After reading the opinion, I concluded that it provided a broadly framed, elastic standard that permitted individual attorneys to make careful choices about the technologies that best fit their individual practices. The opinion also included a very useful list of suggested questions that lawyers were advised to ask cloud computing vendors prior to using their products.
A few weeks ago, the Bar issued a revised opinion, Proposed 2011 Formal Ethics Opinion 6 (available online at http://www.ncbar.gov/ethics/propeth.asp), which replaced the Bar’s prior proposed opinion on this issue.
I am disappointed with the new opinion. It’s overly broad and far too rigid, serving to severely limit North Carolina lawyers’ ability to use cloud computing products in their practices.
The new proposed opinion answers this very broad question: “May a law firm use SaaS”? Note that is inquiry does not address the type of information that a lawyer seeks to store in the cloud, but rather, lumps confidential and non-confidential data together.
The Ethics Committee’s answer to this broadly framed question was “yes.” The Committee explained that “(A) law firm may use SaaS if reasonable care is taken to effectively minimize the risks to the disclosure of confidential information and to the security of client information and client files.”
However, the Committee then stated that in order to sufficiently exercise reasonable care when using any type of SaaS product, lawyers must take a number of steps.
First, lawyers must ensure that an agreement is in place with the vendor that ensures that the confidentiality of client data will be protected. Second, the vendor agreement must limit the geographical region in which the data will be stored. Third, lawyers must be able to retrieve their data in a readable format, on demand.

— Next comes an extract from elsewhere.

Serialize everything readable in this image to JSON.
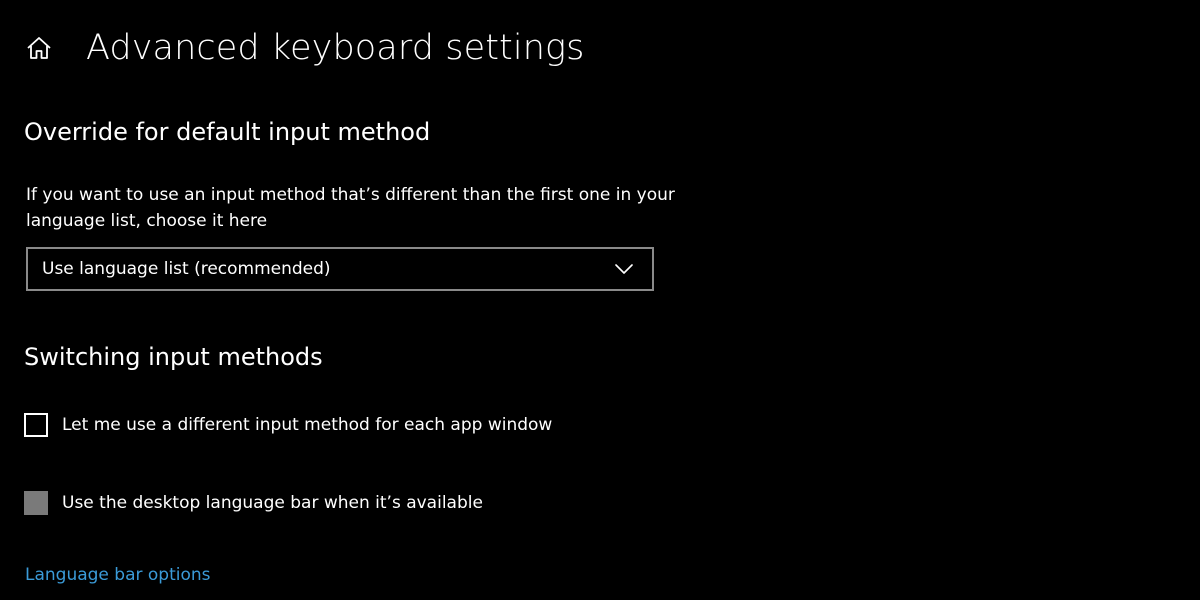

Fourth, the lawyer’s employees must receive training on certain security issues such as strong password creation.
While I agree that all of these measures are important to take into consideration when choosing a cloud computing service, I object that the Committee made these steps mandatory. The Committee fails to recognize that the cloud computing needs of every law firm will differ greatly, as will each firm’s implementation considerations.
One problem with the Committee’s mandate is that it makes a number of potentially false assumptions in regard to lawyers’ use of cloud computing products. These assumptions include, but are not limited to, the following: that lawyers will store only confidential data in the cloud, that all lawyers’ employees will necessarily have access to data stored in the cloud, and that lawyers will not maintain local back ups of their data on their own servers or elsewhere.
For example, some attorneys may choose to utilize the cloud for the storage of non-confidential data, including legal forms, administrative forms, redacted memos of law for future reference, and excerpts from legal research. Others may choose to choose to test the cloud computing waters by using cloud computing services for tasks that don’t require the input of confidential information, such as billing or time tracking.
For these lawyers, many of the mandatory requirements would be unnecessary and requiring them to implement these procedures is pointless and unnecessarily impedes their cloud computing choices.
Likewise, if lawyers maintain local back ups of their data, the ability to extract readable data on demand may be an unnecessary requirement. Similarly, law firms with local back ups may not be concerned with the very remote possibility that their data will be “held hostage” due to the operation of the European Union’s Data Protections laws.
The bottom line is that I disagree with the imposition of any mandatory requirements upon lawyers choosing to use cloud computing products. Instead, requiring lawyers to exercise reasonable care in choosing a provider and providing a list of security and privacy issues to take into consideration makes more sense. Doing so allows lawyers to choose a provider based upon their law firm’s needs and their unique situation.
Here, the Committee’s most recent proposed opinion on cloud computing use in law firms establishes unnecessarily rigid standards that impede the ability of individual lawyers to determine the technologies that best fit their practice. Hopefully, the Committee will reconsider its position and will soon issue a revised opinion that offers more elastic standard for North Carolina lawyers.
Nicole Black is of counsel to Fiandach & Fiandach in Rochester. She co-authors the ABA book Social Media for Lawyers: the Next Frontier, co-authors Criminal Law in New York, a West-Thomson treatise, and is currently writing a book about cloud computing for lawyers that will be published by the ABA in early 2011. She is the founder of lawtechTalk.com and speaks regularly at conferences regarding the intersection of law and technology. She publishes four legal blogs and can be reached at email@example.com.